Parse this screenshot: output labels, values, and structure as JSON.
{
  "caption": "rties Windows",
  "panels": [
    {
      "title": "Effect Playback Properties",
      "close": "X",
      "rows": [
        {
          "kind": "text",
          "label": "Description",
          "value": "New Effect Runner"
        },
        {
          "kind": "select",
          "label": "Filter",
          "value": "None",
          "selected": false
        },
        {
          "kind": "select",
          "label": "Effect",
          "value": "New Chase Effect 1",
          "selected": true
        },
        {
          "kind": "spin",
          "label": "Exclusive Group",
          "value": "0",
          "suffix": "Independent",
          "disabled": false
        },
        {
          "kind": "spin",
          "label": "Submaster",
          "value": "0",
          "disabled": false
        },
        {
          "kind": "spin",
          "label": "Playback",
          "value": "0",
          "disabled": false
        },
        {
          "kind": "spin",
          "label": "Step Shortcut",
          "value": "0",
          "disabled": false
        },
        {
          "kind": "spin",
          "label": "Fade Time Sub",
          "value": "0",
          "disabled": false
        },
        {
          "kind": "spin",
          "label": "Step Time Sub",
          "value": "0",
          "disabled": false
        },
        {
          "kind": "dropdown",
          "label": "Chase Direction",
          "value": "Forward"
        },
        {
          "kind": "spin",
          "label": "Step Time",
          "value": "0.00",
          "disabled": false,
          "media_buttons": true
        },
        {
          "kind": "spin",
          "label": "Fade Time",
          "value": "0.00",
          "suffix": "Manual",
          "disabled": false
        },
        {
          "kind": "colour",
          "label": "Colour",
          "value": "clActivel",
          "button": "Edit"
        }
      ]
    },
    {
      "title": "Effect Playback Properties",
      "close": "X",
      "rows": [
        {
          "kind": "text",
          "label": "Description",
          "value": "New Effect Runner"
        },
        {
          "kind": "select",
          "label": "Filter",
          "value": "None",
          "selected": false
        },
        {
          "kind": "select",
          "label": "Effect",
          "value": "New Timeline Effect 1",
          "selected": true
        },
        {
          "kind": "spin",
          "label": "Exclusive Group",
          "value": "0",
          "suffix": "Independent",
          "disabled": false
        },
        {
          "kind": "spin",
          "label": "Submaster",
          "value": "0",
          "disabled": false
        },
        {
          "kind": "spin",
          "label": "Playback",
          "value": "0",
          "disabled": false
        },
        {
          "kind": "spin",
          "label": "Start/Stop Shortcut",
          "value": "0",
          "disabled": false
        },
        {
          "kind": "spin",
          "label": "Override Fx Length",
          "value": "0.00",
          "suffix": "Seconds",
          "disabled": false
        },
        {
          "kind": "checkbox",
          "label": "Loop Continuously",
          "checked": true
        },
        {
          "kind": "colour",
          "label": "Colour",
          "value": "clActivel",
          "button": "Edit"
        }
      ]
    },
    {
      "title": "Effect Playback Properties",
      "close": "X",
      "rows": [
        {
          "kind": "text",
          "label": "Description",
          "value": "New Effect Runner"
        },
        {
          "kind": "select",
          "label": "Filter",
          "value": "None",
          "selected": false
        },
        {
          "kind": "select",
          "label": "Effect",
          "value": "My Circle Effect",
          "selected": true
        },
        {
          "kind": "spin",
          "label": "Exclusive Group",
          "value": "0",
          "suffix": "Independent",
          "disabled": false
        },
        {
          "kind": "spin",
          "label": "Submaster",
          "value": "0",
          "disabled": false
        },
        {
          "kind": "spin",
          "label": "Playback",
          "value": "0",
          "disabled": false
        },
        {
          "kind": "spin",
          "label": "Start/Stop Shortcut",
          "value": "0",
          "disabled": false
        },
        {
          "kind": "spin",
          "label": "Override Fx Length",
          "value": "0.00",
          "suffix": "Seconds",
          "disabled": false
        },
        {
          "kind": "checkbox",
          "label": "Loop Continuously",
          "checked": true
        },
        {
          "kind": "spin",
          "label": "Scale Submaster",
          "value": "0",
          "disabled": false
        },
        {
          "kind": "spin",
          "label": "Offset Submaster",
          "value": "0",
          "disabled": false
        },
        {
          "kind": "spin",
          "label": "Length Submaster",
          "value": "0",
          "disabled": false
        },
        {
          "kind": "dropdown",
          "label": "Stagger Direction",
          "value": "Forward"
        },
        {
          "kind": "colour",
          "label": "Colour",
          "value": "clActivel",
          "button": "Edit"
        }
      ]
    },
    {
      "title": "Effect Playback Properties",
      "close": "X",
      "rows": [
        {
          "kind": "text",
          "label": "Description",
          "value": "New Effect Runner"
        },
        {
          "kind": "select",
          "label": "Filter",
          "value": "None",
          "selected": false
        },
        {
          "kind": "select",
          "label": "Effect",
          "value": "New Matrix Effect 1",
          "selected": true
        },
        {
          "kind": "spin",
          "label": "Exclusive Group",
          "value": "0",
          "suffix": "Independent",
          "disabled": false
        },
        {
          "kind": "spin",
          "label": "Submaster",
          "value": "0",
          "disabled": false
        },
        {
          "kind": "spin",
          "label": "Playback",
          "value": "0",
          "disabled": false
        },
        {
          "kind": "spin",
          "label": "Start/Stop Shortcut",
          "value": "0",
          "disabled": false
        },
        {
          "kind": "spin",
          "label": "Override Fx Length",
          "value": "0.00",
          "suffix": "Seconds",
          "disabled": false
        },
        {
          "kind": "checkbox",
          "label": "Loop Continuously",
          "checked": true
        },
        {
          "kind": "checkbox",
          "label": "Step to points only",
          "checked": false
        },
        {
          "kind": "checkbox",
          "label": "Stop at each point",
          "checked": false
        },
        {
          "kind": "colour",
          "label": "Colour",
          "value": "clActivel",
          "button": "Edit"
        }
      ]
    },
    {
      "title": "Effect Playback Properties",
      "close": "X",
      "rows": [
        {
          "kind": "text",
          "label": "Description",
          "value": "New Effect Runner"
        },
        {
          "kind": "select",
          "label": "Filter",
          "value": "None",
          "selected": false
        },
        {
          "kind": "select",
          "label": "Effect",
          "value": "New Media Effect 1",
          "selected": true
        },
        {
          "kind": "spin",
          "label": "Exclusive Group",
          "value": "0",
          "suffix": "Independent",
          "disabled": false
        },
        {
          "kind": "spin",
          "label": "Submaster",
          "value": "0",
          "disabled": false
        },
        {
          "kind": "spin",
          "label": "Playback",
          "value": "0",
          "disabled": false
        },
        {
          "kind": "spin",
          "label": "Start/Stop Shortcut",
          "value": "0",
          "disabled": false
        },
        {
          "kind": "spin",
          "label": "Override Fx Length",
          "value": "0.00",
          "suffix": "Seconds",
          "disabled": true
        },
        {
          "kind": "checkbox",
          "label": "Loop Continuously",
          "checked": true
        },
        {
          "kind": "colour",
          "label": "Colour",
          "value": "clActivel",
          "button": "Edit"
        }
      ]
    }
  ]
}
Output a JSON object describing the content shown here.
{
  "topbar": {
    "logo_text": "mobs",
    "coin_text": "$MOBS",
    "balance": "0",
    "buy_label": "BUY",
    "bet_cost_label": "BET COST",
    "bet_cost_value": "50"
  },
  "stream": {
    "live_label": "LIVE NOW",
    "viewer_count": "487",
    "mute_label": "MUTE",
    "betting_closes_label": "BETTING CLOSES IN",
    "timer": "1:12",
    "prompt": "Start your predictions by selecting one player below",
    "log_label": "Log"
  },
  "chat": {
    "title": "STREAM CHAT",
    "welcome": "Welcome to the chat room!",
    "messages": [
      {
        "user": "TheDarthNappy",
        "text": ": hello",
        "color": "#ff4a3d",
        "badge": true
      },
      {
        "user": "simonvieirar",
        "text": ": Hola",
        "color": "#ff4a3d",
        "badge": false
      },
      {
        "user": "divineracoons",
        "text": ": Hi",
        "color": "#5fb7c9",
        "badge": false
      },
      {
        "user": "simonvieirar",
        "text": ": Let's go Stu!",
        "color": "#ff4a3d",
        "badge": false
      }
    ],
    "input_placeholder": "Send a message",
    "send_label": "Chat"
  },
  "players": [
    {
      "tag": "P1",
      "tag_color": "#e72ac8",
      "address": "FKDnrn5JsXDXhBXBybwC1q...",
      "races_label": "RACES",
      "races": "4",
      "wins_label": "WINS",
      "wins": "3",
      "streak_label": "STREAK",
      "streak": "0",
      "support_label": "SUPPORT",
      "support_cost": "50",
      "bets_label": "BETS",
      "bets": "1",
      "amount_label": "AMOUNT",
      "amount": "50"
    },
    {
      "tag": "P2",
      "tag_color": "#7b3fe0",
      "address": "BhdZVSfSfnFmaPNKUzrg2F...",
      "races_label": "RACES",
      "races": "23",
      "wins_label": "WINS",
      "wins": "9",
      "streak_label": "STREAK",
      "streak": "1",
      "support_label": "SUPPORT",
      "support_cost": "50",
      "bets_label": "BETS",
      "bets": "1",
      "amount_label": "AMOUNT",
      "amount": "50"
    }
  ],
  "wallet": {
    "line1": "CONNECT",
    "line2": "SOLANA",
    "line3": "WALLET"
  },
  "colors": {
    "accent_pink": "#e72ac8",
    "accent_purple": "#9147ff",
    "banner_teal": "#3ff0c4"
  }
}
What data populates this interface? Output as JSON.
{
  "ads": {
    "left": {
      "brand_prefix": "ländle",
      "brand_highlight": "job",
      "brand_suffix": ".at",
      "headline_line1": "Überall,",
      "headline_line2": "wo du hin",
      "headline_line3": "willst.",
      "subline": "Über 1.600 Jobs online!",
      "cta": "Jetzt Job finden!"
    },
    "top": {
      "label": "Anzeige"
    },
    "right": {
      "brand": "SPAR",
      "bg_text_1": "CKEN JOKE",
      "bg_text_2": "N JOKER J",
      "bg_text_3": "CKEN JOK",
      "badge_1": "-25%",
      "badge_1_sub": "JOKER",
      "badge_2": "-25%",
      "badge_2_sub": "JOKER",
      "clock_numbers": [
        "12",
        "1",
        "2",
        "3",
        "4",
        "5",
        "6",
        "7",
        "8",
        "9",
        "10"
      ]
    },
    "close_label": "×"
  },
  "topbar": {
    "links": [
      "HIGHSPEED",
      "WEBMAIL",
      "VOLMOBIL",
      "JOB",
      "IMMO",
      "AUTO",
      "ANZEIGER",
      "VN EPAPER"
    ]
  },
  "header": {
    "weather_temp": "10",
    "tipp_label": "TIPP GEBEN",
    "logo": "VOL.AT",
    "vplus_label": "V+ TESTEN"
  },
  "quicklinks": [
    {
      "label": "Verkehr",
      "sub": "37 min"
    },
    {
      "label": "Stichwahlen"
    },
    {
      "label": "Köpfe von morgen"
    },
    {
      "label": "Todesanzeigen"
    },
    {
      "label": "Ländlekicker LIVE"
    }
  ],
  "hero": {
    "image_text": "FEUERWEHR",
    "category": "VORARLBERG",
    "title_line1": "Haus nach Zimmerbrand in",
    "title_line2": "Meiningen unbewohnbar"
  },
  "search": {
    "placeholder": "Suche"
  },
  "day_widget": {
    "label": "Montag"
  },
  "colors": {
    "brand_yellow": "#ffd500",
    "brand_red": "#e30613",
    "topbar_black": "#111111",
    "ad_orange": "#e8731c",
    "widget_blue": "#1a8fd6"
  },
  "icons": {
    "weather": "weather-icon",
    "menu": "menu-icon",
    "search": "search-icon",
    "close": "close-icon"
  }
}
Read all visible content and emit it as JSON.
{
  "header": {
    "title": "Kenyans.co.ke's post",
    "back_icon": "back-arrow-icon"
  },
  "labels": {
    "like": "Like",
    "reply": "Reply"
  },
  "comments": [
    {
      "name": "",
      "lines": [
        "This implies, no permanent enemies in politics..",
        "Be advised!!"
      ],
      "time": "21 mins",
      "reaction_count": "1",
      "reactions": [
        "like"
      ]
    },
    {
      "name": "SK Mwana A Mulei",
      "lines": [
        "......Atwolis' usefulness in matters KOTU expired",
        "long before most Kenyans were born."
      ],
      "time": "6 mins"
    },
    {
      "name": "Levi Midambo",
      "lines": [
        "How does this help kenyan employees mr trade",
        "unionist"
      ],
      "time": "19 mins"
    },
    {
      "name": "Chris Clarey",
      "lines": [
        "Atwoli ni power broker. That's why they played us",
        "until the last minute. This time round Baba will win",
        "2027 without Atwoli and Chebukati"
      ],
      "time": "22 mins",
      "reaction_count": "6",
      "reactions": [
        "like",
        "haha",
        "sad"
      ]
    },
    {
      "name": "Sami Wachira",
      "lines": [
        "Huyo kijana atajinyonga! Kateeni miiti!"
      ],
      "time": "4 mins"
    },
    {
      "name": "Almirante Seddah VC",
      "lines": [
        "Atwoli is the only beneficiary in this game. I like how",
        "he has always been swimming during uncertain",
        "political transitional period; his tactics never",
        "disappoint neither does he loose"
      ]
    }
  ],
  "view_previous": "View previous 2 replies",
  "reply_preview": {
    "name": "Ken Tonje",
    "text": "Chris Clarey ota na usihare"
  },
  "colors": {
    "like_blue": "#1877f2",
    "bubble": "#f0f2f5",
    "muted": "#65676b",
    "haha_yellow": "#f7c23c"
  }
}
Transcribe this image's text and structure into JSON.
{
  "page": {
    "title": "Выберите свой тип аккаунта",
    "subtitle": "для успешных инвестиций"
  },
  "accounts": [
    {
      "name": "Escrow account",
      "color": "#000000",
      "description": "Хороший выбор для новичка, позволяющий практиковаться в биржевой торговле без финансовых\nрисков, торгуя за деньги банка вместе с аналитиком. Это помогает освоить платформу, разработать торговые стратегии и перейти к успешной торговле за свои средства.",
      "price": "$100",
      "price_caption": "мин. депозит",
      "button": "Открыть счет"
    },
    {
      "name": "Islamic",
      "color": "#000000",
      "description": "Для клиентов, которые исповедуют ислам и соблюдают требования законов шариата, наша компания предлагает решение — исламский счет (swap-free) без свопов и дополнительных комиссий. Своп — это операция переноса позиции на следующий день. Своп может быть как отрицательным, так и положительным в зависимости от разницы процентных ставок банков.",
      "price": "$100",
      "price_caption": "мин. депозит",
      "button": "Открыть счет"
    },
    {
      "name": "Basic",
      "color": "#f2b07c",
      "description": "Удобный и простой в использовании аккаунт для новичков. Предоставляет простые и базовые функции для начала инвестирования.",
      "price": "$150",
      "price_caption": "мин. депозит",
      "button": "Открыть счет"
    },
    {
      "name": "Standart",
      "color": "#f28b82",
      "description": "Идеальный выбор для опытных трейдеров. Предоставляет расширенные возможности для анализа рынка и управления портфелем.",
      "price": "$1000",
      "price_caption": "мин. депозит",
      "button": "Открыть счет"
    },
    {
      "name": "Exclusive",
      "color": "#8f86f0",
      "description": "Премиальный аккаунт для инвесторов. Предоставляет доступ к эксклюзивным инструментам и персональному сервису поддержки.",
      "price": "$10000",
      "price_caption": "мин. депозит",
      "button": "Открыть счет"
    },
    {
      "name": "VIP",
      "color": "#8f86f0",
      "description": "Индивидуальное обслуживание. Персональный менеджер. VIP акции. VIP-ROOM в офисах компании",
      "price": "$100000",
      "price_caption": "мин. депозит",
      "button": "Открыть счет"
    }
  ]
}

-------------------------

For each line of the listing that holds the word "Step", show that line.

          "label": "Step Shortcut",
          "label": "Step Time Sub",
          "label": "Step Time",
          "label": "Step to points only",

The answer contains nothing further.